With recent tax breaks announced by the government5 it’s not surprising Cuadrilla are not the only company in the pursuit of shale gas here in the UK. Coastal Oil & Gas Ltd have had several PEDL (Petroleum Exploration and Development License) applications in the last few years within in the Vale of Glamorgan with some recent success, and UK Methane Ltd have been granted four PED Licenses for exploration in the Bristol and North Somerset area with their most recent development to be near Keynsham6.

With all this investment there has been speculation regarding the estimated reserves here in the UK. Cuadrilla CEO Francis Egan recently suggested7 200 trillion Cubic Feet is estimated in the bowland area, of which 10% could be extracted8. Even more recently the Houses of Parliament9 have stated there are currently no official reserve estimates for the UK due to conflicting estimates from a variety of sources.  To be honest with the ever increasing need for UK gas, it doesn’t matter how many desk based estimates are made, you’ll never know until some drilling and testing is completed. So, once the regulatory controls have been identified and implemented, let’s get drilling!
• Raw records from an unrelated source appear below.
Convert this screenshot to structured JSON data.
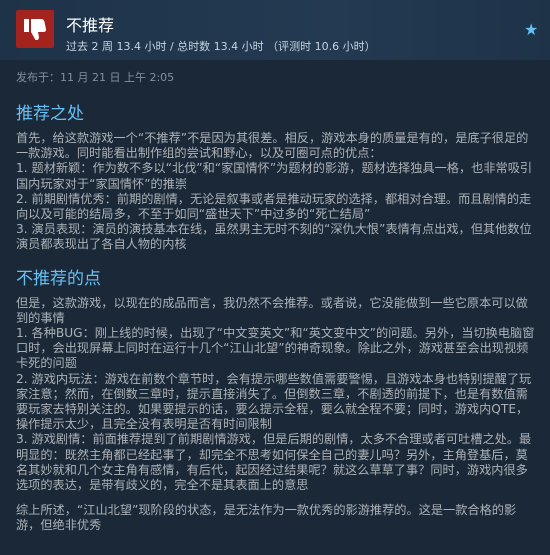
{
  "review": {
    "verdict": "不推荐",
    "hours": "过去 2 周 13.4 小时 / 总时数 13.4 小时 （评测时 10.6 小时）",
    "posted": "发布于：11 月 21 日 上午 2:05",
    "pros_heading": "推荐之处",
    "pros_intro": "首先，给这款游戏一个“不推荐”不是因为其很差。相反，游戏本身的质量是有的，是底子很足的一款游戏。同时能看出制作组的尝试和野心，以及可圈可点的优点：",
    "pros": [
      "1. 题材新颖：作为数不多以“北伐”和“家国情怀”为题材的影游，题材选择独具一格，也非常吸引国内玩家对于“家国情怀”的推崇",
      "2. 前期剧情优秀：前期的剧情，无论是叙事或者是推动玩家的选择，都相对合理。而且剧情的走向以及可能的结局多，不至于如同“盛世天下”中过多的“死亡结局”",
      "3. 演员表现：演员的演技基本在线，虽然男主无时不刻的“深仇大恨”表情有点出戏，但其他数位演员都表现出了各自人物的内核"
    ],
    "cons_heading": "不推荐的点",
    "cons_intro": "但是，这款游戏，以现在的成品而言，我仍然不会推荐。或者说，它没能做到一些它原本可以做到的事情",
    "cons": [
      "1. 各种BUG：刚上线的时候，出现了“中文变英文”和“英文变中文”的问题。另外，当切换电脑窗口时，会出现屏幕上同时在运行十几个“江山北望”的神奇现象。除此之外，游戏甚至会出现视频卡死的问题",
      "2. 游戏内玩法：游戏在前数个章节时，会有提示哪些数值需要警惕，且游戏本身也特别提醒了玩家注意；然而，在倒数三章时，提示直接消失了。但倒数三章，不剧透的前提下，也是有数值需要玩家去特别关注的。如果要提示的话，要么提示全程，要么就全程不要；同时，游戏内QTE，操作提示太少，且完全没有表明是否有时间限制",
      "3. 游戏剧情：前面推荐提到了前期剧情游戏，但是后期的剧情，太多不合理或者可吐槽之处。最明显的：既然主角都已经起事了，却完全不思考如何保全自己的妻儿吗？另外，主角登基后，莫名其妙就和几个女主角有感情，有后代，起因经过结果呢？就这么草草了事？同时，游戏内很多选项的表达，是带有歧义的，完全不是其表面上的意思"
    ],
    "conclusion": "综上所述，“江山北望”现阶段的状态，是无法作为一款优秀的影游推荐的。这是一款合格的影游，但绝非优秀"
  },
  "colors": {
    "background": "#1b2838",
    "thumb_down": "#a3231f",
    "heading": "#66c0f4",
    "text": "#acb2b8"
  },
  "icons": {
    "verdict": "thumbs-down-icon",
    "award": "star-icon"
  }
}
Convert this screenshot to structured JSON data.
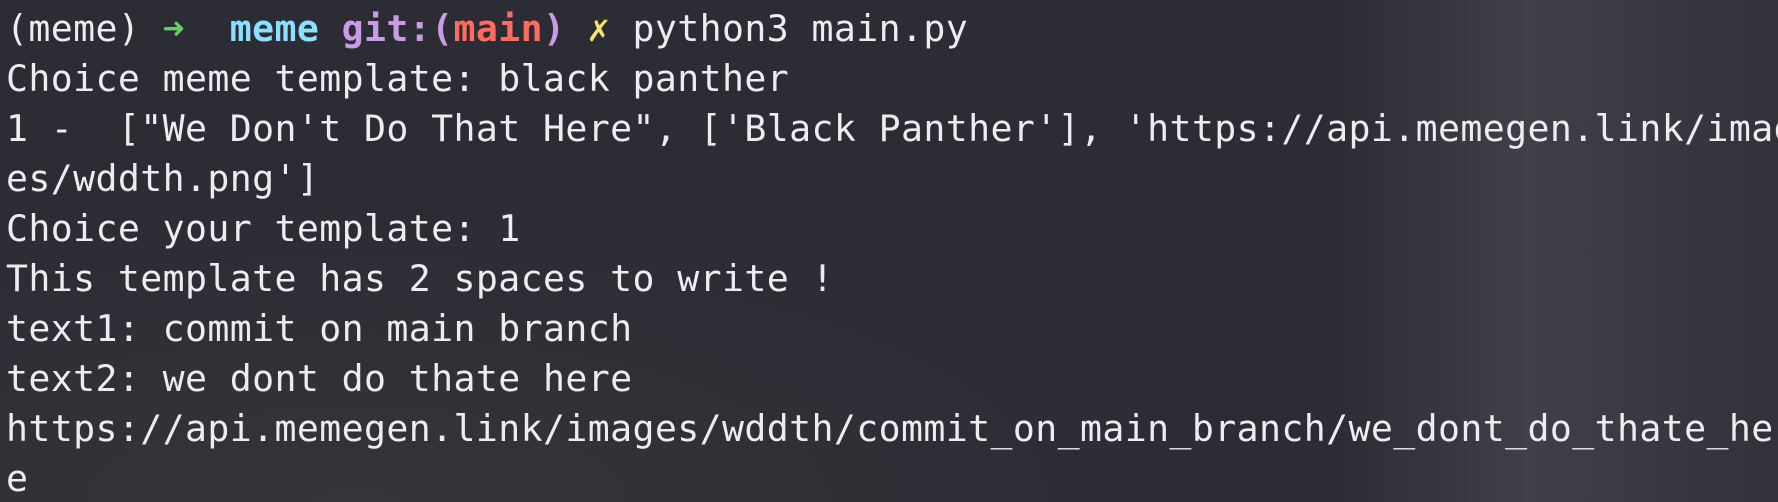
{
  "prompt": {
    "env": "(meme)",
    "arrow": "➜",
    "directory": "meme",
    "git_open": "git:(",
    "branch": "main",
    "git_close": ")",
    "dirty_marker": "✗",
    "command": "python3 main.py"
  },
  "output_lines": [
    "Choice meme template: black panther",
    "1 -  [\"We Don't Do That Here\", ['Black Panther'], 'https://api.memegen.link/imag",
    "es/wddth.png']",
    "Choice your template: 1",
    "This template has 2 spaces to write !",
    "text1: commit on main branch",
    "text2: we dont do thate here",
    "https://api.memegen.link/images/wddth/commit_on_main_branch/we_dont_do_thate_her",
    "e"
  ],
  "colors": {
    "background": "#2b2c34",
    "text": "#ecedee",
    "arrow": "#5fd35f",
    "directory": "#8be0ff",
    "git_label": "#c89be6",
    "branch": "#ff6b5e",
    "dirty_marker": "#f8e26a"
  }
}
  1. Shale gas extraction in the UK
  2. http://www.bbc.co.uk/news/uk-20571700
  3. https://www.gov.uk/government/news/new-controls-announced-for-shale-gas-exploration
  4. http://www.bbc.co.uk/news/uk-england-lancashire-21147042
  5. http://www.independent.co.uk/environment/climate-change/osborne-to-offer-tax-breaks-for-shale-gas-8373865.html
  6. http://www.bbc.co.uk/news/uk-england-bristol-21012998
  7. http://www.businessweek.com/news/2013-01-27/fracking-comeback-in-u-dot-k-dot-as-browne-seeks-shale-bonanza-energy#p2
  8. http://www.bbc.co.uk/news/uk-england-lancashire-21296679
  9. http://www.parliament.uk/documents/post/ShaleGas_POSTbox.pdf

From the editor: We have tried to make sure the above article is as accurate and up-to-date as possible.  If you think we have something wrong, or you feel we need to update it, please get in touch here.